Windows Intune is essentially a cloud based management system for remote workstations. It gives you the ability to monitor antivirus activity using Windows Intune protection, as well as a web based update console that is much like WSUS on Windows server. It’s a very simple and easy project to use if you have many remote workstations. It literally took me about 10 minutes to get it setup and I was pushing agents out to the workstations. It even sent me an email alert when a computer detected malicious items on one of the PCs.

Furthermore if you sign up for Windows intune which is about $7 per workstation per month, you are given the ability to install Windows 7 Enterprise on your workstations. Microsoft essentially gives you a volume license key for the enterprise software for each pc using Windows Intune.

So if you are looking for an easy way to manage remote systems that never connect to the domain, I would recommend trying Windows Intune.

http://youtu.be/FidwAXN1mGQ

Antivirus Failing

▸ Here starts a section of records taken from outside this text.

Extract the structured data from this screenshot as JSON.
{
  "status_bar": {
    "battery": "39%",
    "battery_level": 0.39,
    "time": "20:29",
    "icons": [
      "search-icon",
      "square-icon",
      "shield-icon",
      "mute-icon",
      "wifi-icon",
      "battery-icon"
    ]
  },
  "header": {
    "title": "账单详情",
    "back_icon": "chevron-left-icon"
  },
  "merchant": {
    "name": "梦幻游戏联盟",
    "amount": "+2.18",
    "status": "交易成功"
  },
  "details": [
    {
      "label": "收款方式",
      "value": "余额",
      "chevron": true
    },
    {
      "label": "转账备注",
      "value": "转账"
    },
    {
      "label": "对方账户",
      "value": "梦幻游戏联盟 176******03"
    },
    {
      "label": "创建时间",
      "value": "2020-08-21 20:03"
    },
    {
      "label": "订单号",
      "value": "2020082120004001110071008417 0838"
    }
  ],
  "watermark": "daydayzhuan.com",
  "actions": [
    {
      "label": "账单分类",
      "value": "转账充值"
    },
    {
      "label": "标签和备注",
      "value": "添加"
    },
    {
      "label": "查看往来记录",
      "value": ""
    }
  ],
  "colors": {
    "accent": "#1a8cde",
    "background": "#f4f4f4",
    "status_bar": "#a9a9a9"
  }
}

According to the Microsoft Security Intelligence Report apparently not all PC users that have anti-virus actually get protected for malicious viruses 100% of the time. There is a great article that a team member here at BVA found that explains your chances of being at risk along with ways to help minimize your chances of having issues. Click here to read the full article from the folks over at PC Mag.

How Secure is your Dropbox?

On April 15th, Tech Republic ran an article of interest to those of you dealing with network security. Blogger Michael Kassner’s article “Dropsmack: Using Dropbox to steal files and deliver malware” detailed his discovery at this year’s European Black Hat convention of a presentation made by penetration tester Jacob Williams. Williams’ presentation was titled “Dropsmack: How Cloud Synchronization Services Render Your Corporate Firewall Worthless”. In it, he describes how he was able to spear-phish the CEO of a client company and access the CEO’s Dropbox account. From there, even though he could not read the files inside directly, he was able to install malware to them to be synchronized down to the CEO’s workstation, where they could cause damage or seek out data to send back out. The malware uses the Dropbox synchronization service as a “Command and Control” (C2) channel. Chilling reading!